Real-time measurements of high temperature GaN growth are shown in figure 5. Initially, a low temperature buffer layer was grown at 550°C. The data in the figure corresponds to the subsequent growth of a high temperature GaN layer at 1050°C. The reflected intensity signal shows oscillations due to interference between the surface and the buried film/substrate interface; each period of oscillations correspond to approximately 124 nm of growth. Note that the amplitude of the oscillations changes during growth. The small amplitude of the initial oscillations is due to roughening during the early stage nucleation of the film (0 – 0.4 μm). After the film has attained a smooth growth morphology the amplitude of the oscillations is constant, indicating the presence of a smooth growing surface consistent with post growth characterization.
3 S.J. Hearne, E. Chason, J. Han, J.A. Floro, J. Fiegel, J. Hunter, I.S.T. Tsong, “GaN Stress Evolution during MetalOrganic Chemical Vapor Deposition”, Applied Physics Letters 74, 356 (1999)

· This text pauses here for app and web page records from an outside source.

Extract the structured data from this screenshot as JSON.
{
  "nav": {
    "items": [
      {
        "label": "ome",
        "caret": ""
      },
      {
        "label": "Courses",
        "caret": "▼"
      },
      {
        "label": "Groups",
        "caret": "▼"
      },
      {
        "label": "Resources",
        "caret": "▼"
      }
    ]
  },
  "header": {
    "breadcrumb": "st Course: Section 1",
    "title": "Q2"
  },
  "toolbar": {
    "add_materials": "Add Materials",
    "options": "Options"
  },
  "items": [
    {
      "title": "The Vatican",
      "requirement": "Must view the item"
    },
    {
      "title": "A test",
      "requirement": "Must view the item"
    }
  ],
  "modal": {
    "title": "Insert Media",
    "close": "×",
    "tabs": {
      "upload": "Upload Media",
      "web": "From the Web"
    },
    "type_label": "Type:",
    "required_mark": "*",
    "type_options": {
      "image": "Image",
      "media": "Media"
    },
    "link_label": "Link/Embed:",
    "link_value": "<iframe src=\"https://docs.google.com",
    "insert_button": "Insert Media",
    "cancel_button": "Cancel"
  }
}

The slope of the stress*thickness is constant in this region of growth, indicating that the stress in the film is constant. The stress in the film can be determined by dividing the measured stress*thickness by the film thickness to obtain a growth stress of 0.26 GPa. The sign of the curvature indicates that the stress is tensile. This result allows us to know the state of stress of the film during growth at temperature. It eliminates the need to extrapolate over a large temperature range from room temperature measurements, especially difficult when the thermal expansion coefficients are not well known.
In addition to measuring the actual stress during growth, MOS can determine the critical thickness at which stress starts to relax. For brittle, tensile films such as GaN, this corresponds to the onset of crack formation. MOS measurements of the onset of cracking are shown in figure 6. In this case, a high-temperature layer of GaN, 0.7 mm thick, is grown first. At the vertical line indicated in the figure, the growth of Al0.17Ga0.83N is initiated. The slope of the measured stress*thickness increases during the Al0.17Ga0.83N growth indicating that this layer has a tensile stress of 1.33 GPa, significantly higher than the stress in the GaN layer. After 0.63 mm of Al0.17Ga0.83N deposition, there is a sudden decrease in the measured stress*thickness, corresponding to the onset of crack formation. Determining when cracks begin to form by ex-situ characterization methods would require the growth of many samples. Using MOS, the critical thickness can be determined during a single growth run, making it possible to explore a much larger range of deposition parameters.